Verisimilitude has proved hard to analyse, and seems to have several components
8. Modes of Existence / C. Powers and Dispositions / 3. Powers as Derived
A disposition needs a causal basis, a property in a certain causal role. Could the disposition be the property?
10. Modality / B. Possibility / 7. Chance
We can explain a chance event, but can never show why some other outcome did not occur
14. Science / D. Explanation / 1. Explanation / b. Aims of explanation
Does a good explanation produce understanding? That claim is just empty
14. Science / D. Explanation / 2. Types of Explanation / d. Lawlike explanations
Science may well pursue generalised explanation, rather than laws
14. Science / D. Explanation / 2. Types of Explanation / e. Necessity in explanations
A good explanation is supposed to show that the event had to happen
14. Science / D. Explanation / 2. Types of Explanation / f. Causal explanations
To explain an event is to provide some information about its causal history
Lewis endorses the thesis that all explanation of singular events is causal explanation
26. Natural Theory / C. Causation / 1. Causation / b. Types of cause
Explaining match lighting in general is like explaining one lighting of a match
26. Natural Theory / C. Causation / 2. Particular Causation / d. Selecting the cause
We only pick 'the' cause for the purposes of some particular enquiry.
Ways of carving causes may be natural, but never 'right'
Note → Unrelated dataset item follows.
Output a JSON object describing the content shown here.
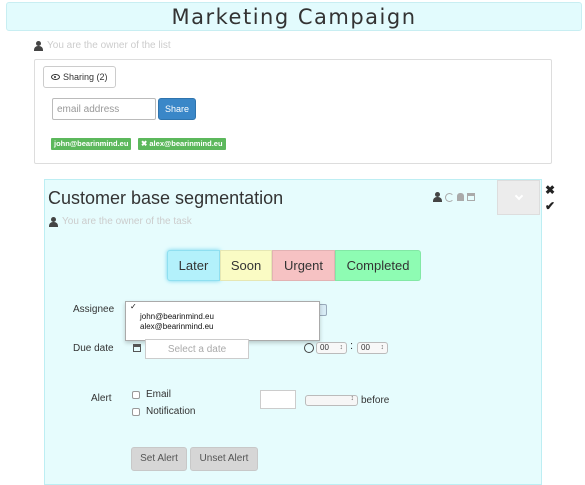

26. Natural Theory / C. Causation / 3. General Causation / c. Counterfactual causation
Causal dependence is counterfactual dependence between events